Determining the best candidate for a sales rep position is a blend of art and science. Your ability to make a homerun hire requires smart utilization of all your resources. One of the best sources is the interview. The right questions can elicit compelling information that helps you decide who to advance or hire, and who to wish best of luck on their job hunt. Here’s five questions and what they reveal.

“How do we bring value to our customers?”
On the surface, this question reveals how much research the candidate has done on your company. If they answer with vague value points, that’s a red flag and sign you should probably cross them off the list.

But the question also potentially illuminates a key trait. If they’re able to recite word for word content from your website, for example, that means either they have excellent memory or they studied until they memorized it. One is a valuable talent that can’t be taught. The other is a demonstration of high work ethic. Both are valuable.

“What’s something you’ve learned or taught yourself lately?”
You always want employees who are eager to learn new knowledge and skills. Dig deeper into their answer – how did they find out or learn it? What strategies or tools did they use to learn or acquire the skill?

With this question and its attached subset, you’re not only finding out their passion for learning, you’re discovering whether they’re a self-starter and what their learning style is. You’re also getting a sense of how they organize processes (in the case of teaching themselves something).

“Teach me something other than what you’ve learned or taught yourself recently.”
Use this as a follow-up to the previous question (Note: you don’t need to do all these in order – but #2 followed by #3 is a natural progression). Sales these days isn’t a features and benefits proposition. It’s about how well you can explain or articulate often complex concepts, tools, and ideas to fit the customer.

With their answer, you’re looking for how effectively they explain what they’re talking about, their level of understanding, and enthusiasm for teaching it. The reason why you want to say “other than” is to put them in a position where they have to think on their feet, rather than just taking the easy way out and falling back on their prior answer.

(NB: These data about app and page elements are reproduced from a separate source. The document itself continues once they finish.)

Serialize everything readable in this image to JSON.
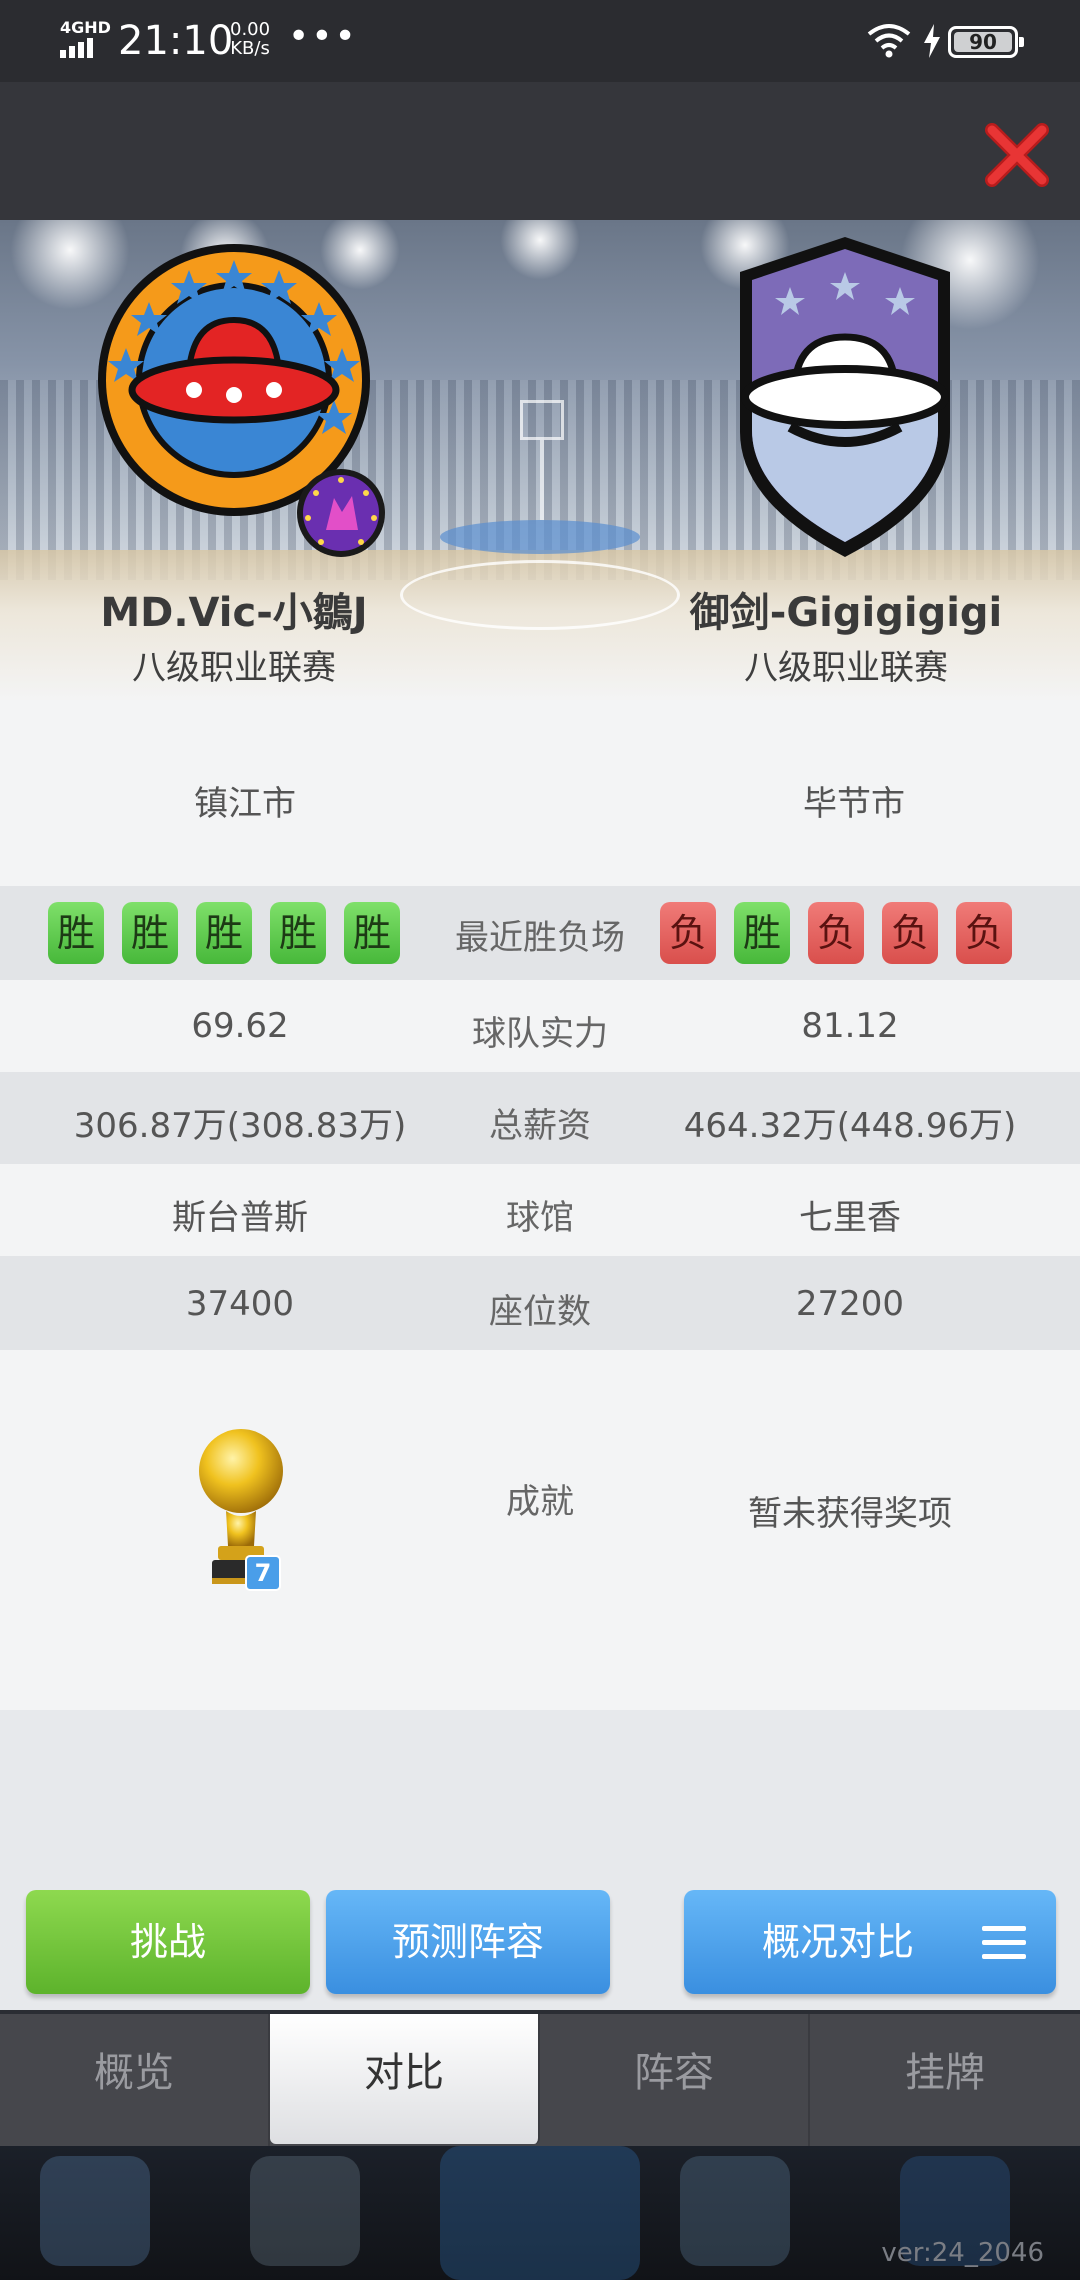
{
  "status_bar": {
    "network": "4GHD",
    "time": "21:10",
    "speed_value": "0.00",
    "speed_unit": "KB/s",
    "more": "•••",
    "battery": "90"
  },
  "header": {
    "close_icon": "close-x-icon"
  },
  "teams": {
    "left": {
      "name": "MD.Vic-小鶵J",
      "league": "八级职业联赛",
      "logo": "ufo-circle-logo"
    },
    "right": {
      "name": "御剑-Gigigigigi",
      "league": "八级职业联赛",
      "logo": "ufo-shield-logo"
    }
  },
  "compare": {
    "city": {
      "left": "镇江市",
      "right": "毕节市"
    },
    "recent": {
      "label": "最近胜负场",
      "left": [
        "胜",
        "胜",
        "胜",
        "胜",
        "胜"
      ],
      "right": [
        "负",
        "胜",
        "负",
        "负",
        "负"
      ]
    },
    "strength": {
      "label": "球队实力",
      "left": "69.62",
      "right": "81.12"
    },
    "salary": {
      "label": "总薪资",
      "left": "306.87万(308.83万)",
      "right": "464.32万(448.96万)"
    },
    "arena": {
      "label": "球馆",
      "left": "斯台普斯",
      "right": "七里香"
    },
    "seats": {
      "label": "座位数",
      "left": "37400",
      "right": "27200"
    },
    "achievement": {
      "label": "成就",
      "left_badge": "7",
      "right": "暂未获得奖项"
    }
  },
  "actions": {
    "challenge": "挑战",
    "predict": "预测阵容",
    "overview_compare": "概况对比"
  },
  "tabs": [
    "概览",
    "对比",
    "阵容",
    "挂牌"
  ],
  "active_tab": "对比",
  "version": "ver:24_2046",
  "colors": {
    "win": "#5cc94a",
    "loss": "#e0605d",
    "green_button": "#6cc13a",
    "blue_button": "#4a9ee9",
    "close_red": "#e02a2a"
  }
}
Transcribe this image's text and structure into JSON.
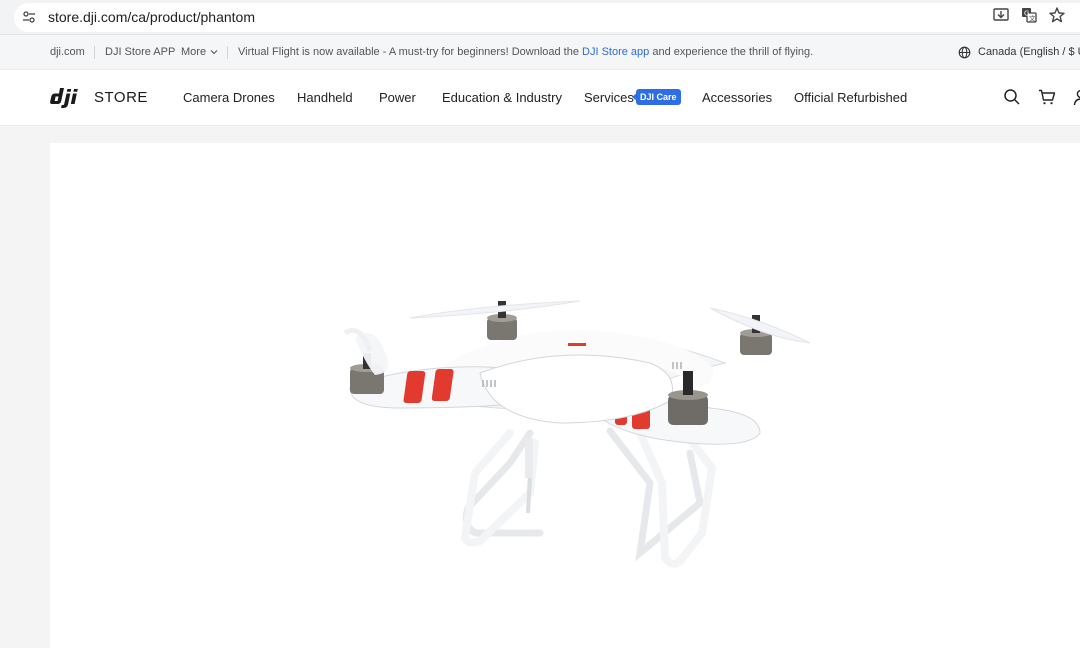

“Why do/did you want to get into sales?”
This one gives you insight into to candidates’ specific career motivations and can potentially serve as an eliminator question. If the immediate answer is money and only money, that can be a red flag. Two problems arise:

  1. They may focus more likely on the commission and less on the customer and ethics.
  2. They’ve established themselves as mercenary. If another position comes along that pays more, they may jump ship and you’ll have to start the process all over again.

Instead, you want to look for primary other reasons why – such as helping customers, working on a team, or even love of your products or the industry.

“What do you consider your greatest life accomplishment so far?”
Deep question, but one in which you’re looking to see how driven and motivated they are. If they talk about overcoming adversity to accomplish a goal (especially a long-range one) – for example, graduating from college despite a major setback or a tragic event – that’s a sign they’ll be able to work through challenging situations.

Bonus Tip: Write down their answer and store it in a secure place. When they have a rough patch, remind them of the response they gave. Those reminders can help your employees remember they’ve surmounted worse.

The right mix of interview questions is critical to making the right sales hire. Ideally, the questions in aggregate should delve into the areas of personality, technical knowledge, thought process, and learning style. The best questions, such as those we’ve listed here, will either address multiple areas or dive deep into an absolutely essential area of concern.